Former Russian President Dmitry Medvedev, who is now the deputy of Russia’s Security Council, warned Thursday (May 12) that the US and NATO risk a direct conflict with Russia and a “full-fledged” nuclear war by pouring weapons into Ukraine.
“The pumping of Ukraine by NATO countries with weapons, the training of its troops to use Western equipment, the dispatch of mercenaries and the conduct of exercises by the countries of the Alliance near our borders increase the likelihood of a direct and open conflict between NATO and Russia instead of their ‘war by proxy,’” Medvedev wrote on Telegram.
“Such a conflict always has the risk of turning into a full-fledged nuclear war,” Medvedev added. “This will be a disastrous scenario for everyone.”
“Finland Will Be a NATO Backwater”: Russia Threatens “Military and Technical” Response
A Kremlin spokesman warned on Thursday (May 12) that Finland joining NATO would “definitely” be a threat that would trigger “retaliatory steps”—but stopped short of identifying specific possible courses of action.
“NATO is moving toward us. That’s of course why all of this will warrant a special analysis and the development of necessary measures needed to balance the situation and guarantee our security,” the initial Kremlin response stated.
Later in the day—a number of hours after Finland’s president Sauli Niinisto and Prime Minister Sanna Marin announced the country will apply for NATO membership “without delay”— Russian Ambassador to the EU Vladimir Chizhov elaborated on Moscow’s likely response in an interview with Sky News.
“Russia will be forced to take retaliatory steps, both of military and other nature, in order to curtail the threats that arise to its national security in this regard,” Chizhov stressed in the interview when asked about its neighbor Finland as well as Sweden applying to NATO.

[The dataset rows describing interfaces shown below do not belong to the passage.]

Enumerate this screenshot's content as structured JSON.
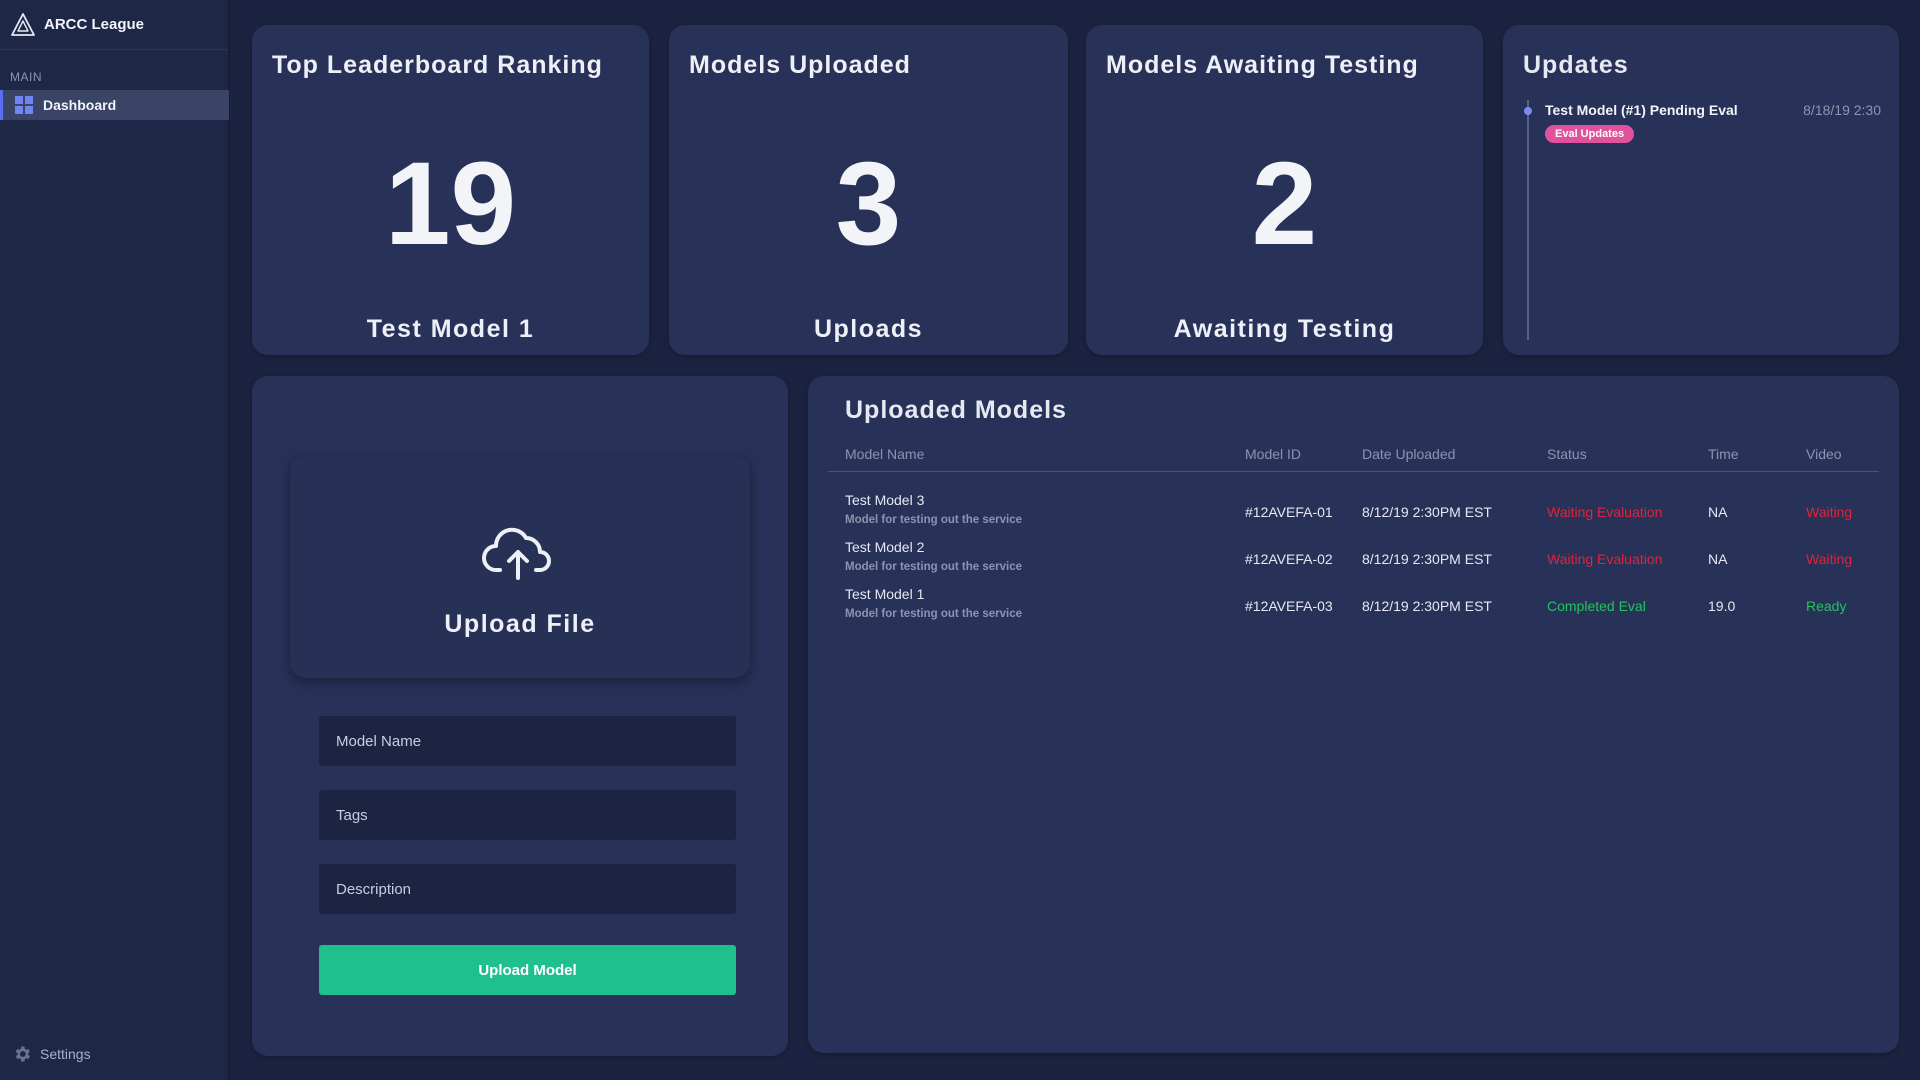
{
  "sidebar": {
    "brand": "ARCC League",
    "section": "MAIN",
    "items": [
      {
        "label": "Dashboard",
        "icon": "grid-icon"
      }
    ],
    "settings_label": "Settings"
  },
  "stats": [
    {
      "title": "Top Leaderboard Ranking",
      "value": "19",
      "caption": "Test Model 1"
    },
    {
      "title": "Models Uploaded",
      "value": "3",
      "caption": "Uploads"
    },
    {
      "title": "Models Awaiting Testing",
      "value": "2",
      "caption": "Awaiting Testing"
    }
  ],
  "updates": {
    "title": "Updates",
    "items": [
      {
        "text": "Test Model (#1) Pending Eval",
        "time": "8/18/19 2:30",
        "badge": "Eval Updates"
      }
    ]
  },
  "upload": {
    "dropzone_label": "Upload File",
    "fields": {
      "name": "Model Name",
      "tags": "Tags",
      "description": "Description"
    },
    "button": "Upload Model"
  },
  "table": {
    "title": "Uploaded Models",
    "headers": [
      "Model Name",
      "Model ID",
      "Date Uploaded",
      "Status",
      "Time",
      "Video"
    ],
    "rows": [
      {
        "name": "Test Model 3",
        "desc": "Model for testing out the service",
        "id": "#12AVEFA-01",
        "date": "8/12/19 2:30PM EST",
        "status": "Waiting Evaluation",
        "time": "NA",
        "video": "Waiting",
        "state": "waiting"
      },
      {
        "name": "Test Model 2",
        "desc": "Model for testing out the service",
        "id": "#12AVEFA-02",
        "date": "8/12/19 2:30PM EST",
        "status": "Waiting Evaluation",
        "time": "NA",
        "video": "Waiting",
        "state": "waiting"
      },
      {
        "name": "Test Model 1",
        "desc": "Model for testing out the service",
        "id": "#12AVEFA-03",
        "date": "8/12/19 2:30PM EST",
        "status": "Completed Eval",
        "time": "19.0",
        "video": "Ready",
        "state": "ready"
      }
    ]
  },
  "colors": {
    "background": "#1c2340",
    "card": "#283157",
    "accent": "#5b6ef5",
    "success": "#1fc08e",
    "status_waiting": "#e0243a",
    "status_ready": "#22c55e",
    "badge": "#e0529c"
  }
}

The Russian ambassador added that he’s “deeply disappointed and saddened” by the development, while saying in a somewhat condescending tone that Finland has been “pushing above its weight, having become in the last few decades a major power in promoting European security architecture.”
Further he said the Scandinavian neighbor which shares an 810-mile border with Russia would inevitably become a “NATO backwater” if it does move forward in entering the military alliance.
Russia’s UN ambassador also warned of military consequences in a Thursday statement:
“As soon as Finland and Sweden become members of NATO and military units of the alliance are there, these territories will become a possible target for the Russian military.”